Marcelle's “Fun” Evaluation: B-
Marcelle's “Critical” Evaluation: C+

100 Days With Mr. Arrogant
Reversing “My Sassy Girl”

Ha Ji Won stars in yet another comedy (You might remember her from my review of “Sex Is Zero”.) in “100 Days With Mr. Arrogant”, where she stars as Hayoung, a high school girl with an overactive imagination.

Frustrated over her breakup with her boyfriend before their 100th day Anniversary, she kicks a can that accidentally hits Hyungjiun, a rich college guy who then crashes his car afterwards.

Faced with the risk of paying $30,000 for repainting the car (A lie of a premise that she obviously didn’t know.), Hayoung decides to sign a contract that makes her Hyungjuin’s slave for a hundred days. Along the way of their love/hate relationship, what initially starts off as a game of putting one over the other has slowly turned into a cute love story that channels shades of Stocholm Syndrome.

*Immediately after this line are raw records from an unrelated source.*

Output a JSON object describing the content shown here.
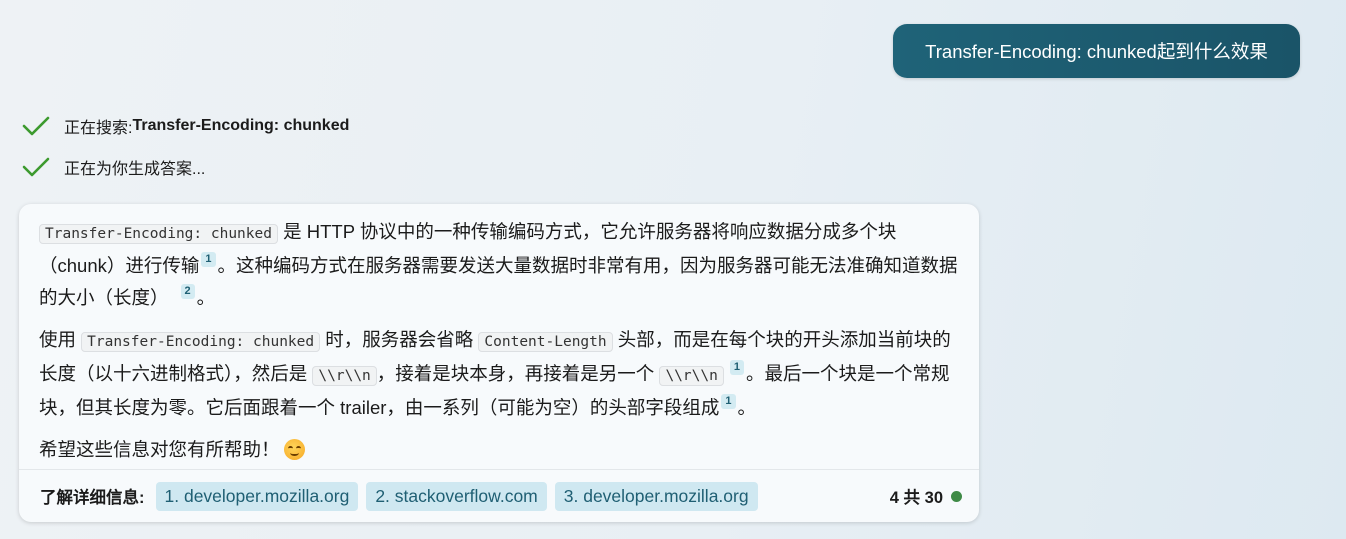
{
  "user_message": "Transfer-Encoding: chunked起到什么效果",
  "status": {
    "searching_label": "正在搜索: ",
    "searching_query": "Transfer-Encoding: chunked",
    "generating_label": "正在为你生成答案..."
  },
  "answer": {
    "p1": {
      "code1": "Transfer-Encoding: chunked",
      "t1": " 是 HTTP 协议中的一种传输编码方式，它允许服务器将响应数据分成多个块（chunk）进行传输",
      "c1": "1",
      "t2": "。这种编码方式在服务器需要发送大量数据时非常有用，因为服务器可能无法准确知道数据的大小（长度）",
      "c2": "2",
      "t3": "。"
    },
    "p2": {
      "t1": "使用 ",
      "code1": "Transfer-Encoding: chunked",
      "t2": " 时，服务器会省略 ",
      "code2": "Content-Length",
      "t3": " 头部，而是在每个块的开头添加当前块的长度（以十六进制格式），然后是 ",
      "code3": "\\\\r\\\\n",
      "t4": "，接着是块本身，再接着是另一个 ",
      "code4": "\\\\r\\\\n",
      "c1": "1",
      "t5": "。最后一个块是一个常规块，但其长度为零。它后面跟着一个 trailer，由一系列（可能为空）的头部字段组成",
      "c2": "1",
      "t6": "。"
    },
    "p3": {
      "text": "希望这些信息对您有所帮助！",
      "emoji": "smiling-face-icon"
    }
  },
  "footer": {
    "label": "了解详细信息:",
    "sources": [
      "1. developer.mozilla.org",
      "2. stackoverflow.com",
      "3. developer.mozilla.org"
    ],
    "counter": "4 共 30",
    "status_color": "#3e8a46"
  },
  "colors": {
    "accent": "#1f6378",
    "check": "#3c9a2e",
    "link_bg": "#cfe8f1",
    "link_text": "#1f5f73"
  }
}
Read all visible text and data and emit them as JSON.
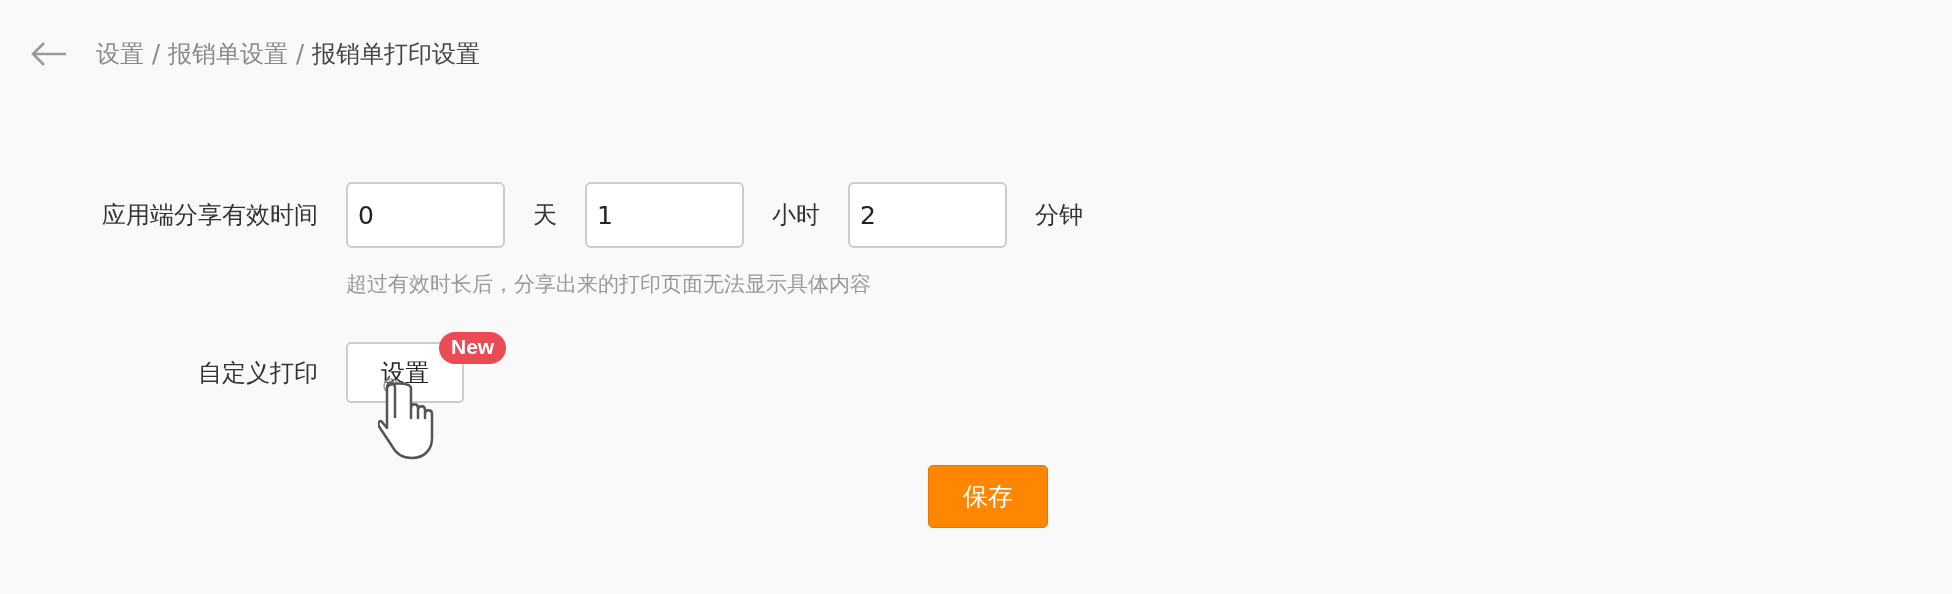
{
  "breadcrumb": [
    {
      "label": "设置",
      "kind": "link"
    },
    {
      "label": "/",
      "kind": "separator"
    },
    {
      "label": "报销单设置",
      "kind": "link"
    },
    {
      "label": "/",
      "kind": "separator"
    },
    {
      "label": "报销单打印设置",
      "kind": "current"
    }
  ],
  "share_validity": {
    "label": "应用端分享有效时间",
    "fields": [
      {
        "value": "0",
        "unit": "天"
      },
      {
        "value": "1",
        "unit": "小时"
      },
      {
        "value": "2",
        "unit": "分钟"
      }
    ],
    "hint": "超过有效时长后，分享出来的打印页面无法显示具体内容"
  },
  "custom_print": {
    "label": "自定义打印",
    "button": "设置",
    "badge": "New"
  },
  "save_button": "保存"
}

Given how most people didn’t mind Jeon-Jihyun’s hijinks in “My Sassy Girl” mainly because she was a gorgeous girl, I don’t think Hyungjiun’s abusive personality would slide past audiences as cute. Not only is he not exactly such a great-looking guy, his arrogance in the film did not leave any endearing qualities for the audience to rally behind. I think the biggest failure of the film was that for a lead character, the last thing you wanted Hyungjiun to do was to actually go for Hayoung. He was brash, annoying, and his supposed shows of “heart” were too out of character and showed a lack of transition between Mr. Arrogant and Mr. Sensitive.

What worked for this film was Ha Ji Won’s Hayoung, whose bubbly, albeit at times hammy acting managed to keep the film light enough to almost let Hyungjiun’s personality slide past unnoticed. The way their love story was built up was quite nice, although having Hayoung SMS Hyungjiun “Thank you so much, master!” was a bit disturbing, if you think about it.

Nonetheless, the film was cute, but by no means as good as “My Sassy Girl”. The premise of the film alone ensured that. I’d recommend it to anyone who’s a fan of the Korean romantic comedy genre, but would not recommend it as a way to introduce someone to the genre.

Marcelle’s “Fun” Evaluation: B/B+
Marcelle’s “Critical” Evaluation: B

Shaolin Soccer
As they put it, it’s time to kick some grass.

You have to admit that Stephen Chow has quite a flair for action/comedy films. When he uses matrix-style special effects for his movies, you can’t help but take notice.

In “Shaolin Soccer”, Stephen Chow plays the role of “Mighty Steel Leg”, a former Shaolin monk who went into the big city with his brothers, as they struggled adjusting to life in the city.

Along the way, “Golden Leg”, an arrogant kid who met a career-ending incident during his youth, has decided to take a chance with this uncharacteristic bunch of Shaolin masters and make a soccer team out of them. Golden Leg’s former employer, Hung, is out to do whatever it takes to make his Evil team win the National championships…

Is it just me, or are my film reviews divulging less and less? Maybe it’s because I don’t feel too attached to the film story-wise so I don’t feel too compelled to talk about it, but this was still a good film. Zhao Wei was pretty, even when she shaved her head, though if that was really how she looks like when she’s bald, boy she has a pointy head.

The action in the film was good, and told a very compelling story. The whole premise of using special Shaolin techniques in soccer was likewise very entertaining, as it seemed like one of those Dragonball Z episodes. Truth be told, that worked. With each Shaolin having his own talent, the soccer game scenes were extremely interesting to watch. The side love story between Zhao Wei and Stephen Chow, along with the shoe subplot, has contributed to making the audience connect with this team and really rally against Hung’s “Evil Team”, which were supposedly steroid cases (I’ll say!).

If you can suspend your disbelief, you’d like the film. Forget watching this film for its deeper meaning: there’s little to it. I just like how the film ended with all of the people Mighty Steel Leg approached finally learning Kung-Fu and using it in daily life…

And again, Zhao Wei was cute.

Marcelle’s “Fun” Evaluation: A+
Marcelle’s “Critical” Evaluation: B+

No comments: